EXTRACTED RECORDS: Begin

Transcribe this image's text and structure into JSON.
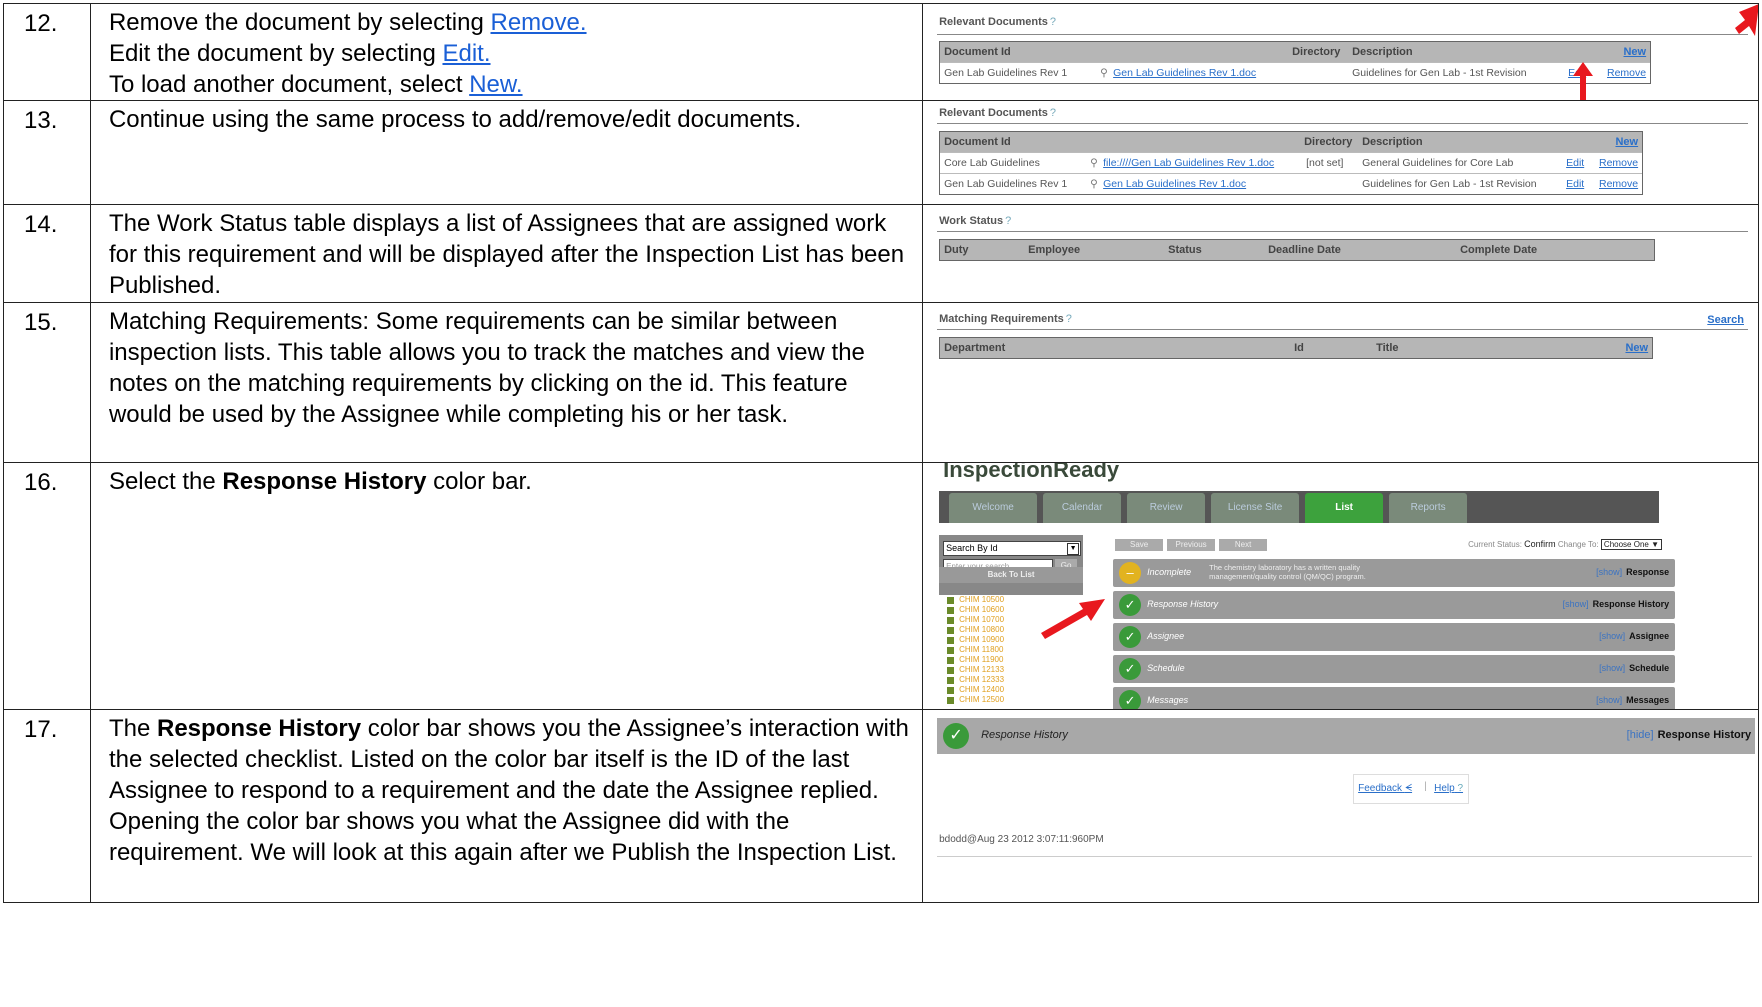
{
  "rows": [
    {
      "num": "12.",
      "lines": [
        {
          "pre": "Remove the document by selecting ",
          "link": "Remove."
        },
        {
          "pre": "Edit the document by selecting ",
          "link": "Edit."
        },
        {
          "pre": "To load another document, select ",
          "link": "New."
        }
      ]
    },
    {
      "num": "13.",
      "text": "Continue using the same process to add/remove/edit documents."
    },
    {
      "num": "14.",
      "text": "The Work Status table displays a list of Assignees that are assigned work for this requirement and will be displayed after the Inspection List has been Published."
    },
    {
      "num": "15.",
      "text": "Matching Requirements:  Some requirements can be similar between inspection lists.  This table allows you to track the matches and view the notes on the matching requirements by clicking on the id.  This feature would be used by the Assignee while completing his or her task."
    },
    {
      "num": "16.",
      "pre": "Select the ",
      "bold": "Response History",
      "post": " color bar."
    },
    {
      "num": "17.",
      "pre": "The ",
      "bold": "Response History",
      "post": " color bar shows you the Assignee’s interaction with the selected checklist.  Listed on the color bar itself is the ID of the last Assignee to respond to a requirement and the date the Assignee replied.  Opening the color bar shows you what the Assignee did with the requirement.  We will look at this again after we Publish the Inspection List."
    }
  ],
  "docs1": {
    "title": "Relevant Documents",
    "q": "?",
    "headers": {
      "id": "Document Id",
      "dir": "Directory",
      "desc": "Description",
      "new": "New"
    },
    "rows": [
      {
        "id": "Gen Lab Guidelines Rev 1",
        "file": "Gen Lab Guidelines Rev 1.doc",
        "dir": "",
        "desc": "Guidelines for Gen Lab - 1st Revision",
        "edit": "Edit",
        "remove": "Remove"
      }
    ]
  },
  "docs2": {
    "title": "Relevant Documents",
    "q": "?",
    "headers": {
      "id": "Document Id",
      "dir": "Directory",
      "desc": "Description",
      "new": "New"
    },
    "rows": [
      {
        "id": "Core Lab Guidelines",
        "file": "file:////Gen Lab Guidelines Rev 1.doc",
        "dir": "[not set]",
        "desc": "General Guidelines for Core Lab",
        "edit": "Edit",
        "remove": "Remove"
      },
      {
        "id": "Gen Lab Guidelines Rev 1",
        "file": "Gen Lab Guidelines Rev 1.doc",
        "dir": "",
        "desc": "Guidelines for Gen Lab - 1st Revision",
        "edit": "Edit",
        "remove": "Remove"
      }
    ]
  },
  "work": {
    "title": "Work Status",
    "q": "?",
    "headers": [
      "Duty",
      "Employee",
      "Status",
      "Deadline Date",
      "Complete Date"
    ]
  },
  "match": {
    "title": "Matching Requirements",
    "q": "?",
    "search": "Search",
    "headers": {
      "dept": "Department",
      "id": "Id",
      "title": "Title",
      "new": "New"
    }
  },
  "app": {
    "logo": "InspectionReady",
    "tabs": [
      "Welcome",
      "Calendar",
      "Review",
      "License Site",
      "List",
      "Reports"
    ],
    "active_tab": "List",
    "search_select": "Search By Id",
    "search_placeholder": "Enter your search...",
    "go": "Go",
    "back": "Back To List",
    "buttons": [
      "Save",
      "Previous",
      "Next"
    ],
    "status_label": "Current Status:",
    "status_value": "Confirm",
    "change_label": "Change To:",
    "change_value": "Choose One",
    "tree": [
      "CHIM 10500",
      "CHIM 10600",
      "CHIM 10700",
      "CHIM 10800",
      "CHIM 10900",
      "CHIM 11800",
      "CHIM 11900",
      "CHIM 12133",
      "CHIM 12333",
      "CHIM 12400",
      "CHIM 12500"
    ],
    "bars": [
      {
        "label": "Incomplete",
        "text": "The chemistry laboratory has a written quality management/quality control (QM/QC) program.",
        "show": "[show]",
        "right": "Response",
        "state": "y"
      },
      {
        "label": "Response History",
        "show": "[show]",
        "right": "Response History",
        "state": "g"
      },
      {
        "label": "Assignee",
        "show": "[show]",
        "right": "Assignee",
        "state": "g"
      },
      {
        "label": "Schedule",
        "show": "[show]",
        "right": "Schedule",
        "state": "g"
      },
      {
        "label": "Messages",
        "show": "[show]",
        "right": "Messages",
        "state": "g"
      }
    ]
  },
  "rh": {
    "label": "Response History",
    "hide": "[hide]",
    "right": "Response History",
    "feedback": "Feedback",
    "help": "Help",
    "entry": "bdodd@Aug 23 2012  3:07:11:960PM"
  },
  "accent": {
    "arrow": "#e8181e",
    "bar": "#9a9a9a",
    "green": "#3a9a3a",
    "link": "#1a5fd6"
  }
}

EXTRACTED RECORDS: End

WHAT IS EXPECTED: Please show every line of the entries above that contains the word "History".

ANSWER TO THIS EXERCISE:
      "bold": "Response History",
      "bold": "Response History",
        "label": "Response History",
        "right": "Response History",
    "label": "Response History",
    "right": "Response History",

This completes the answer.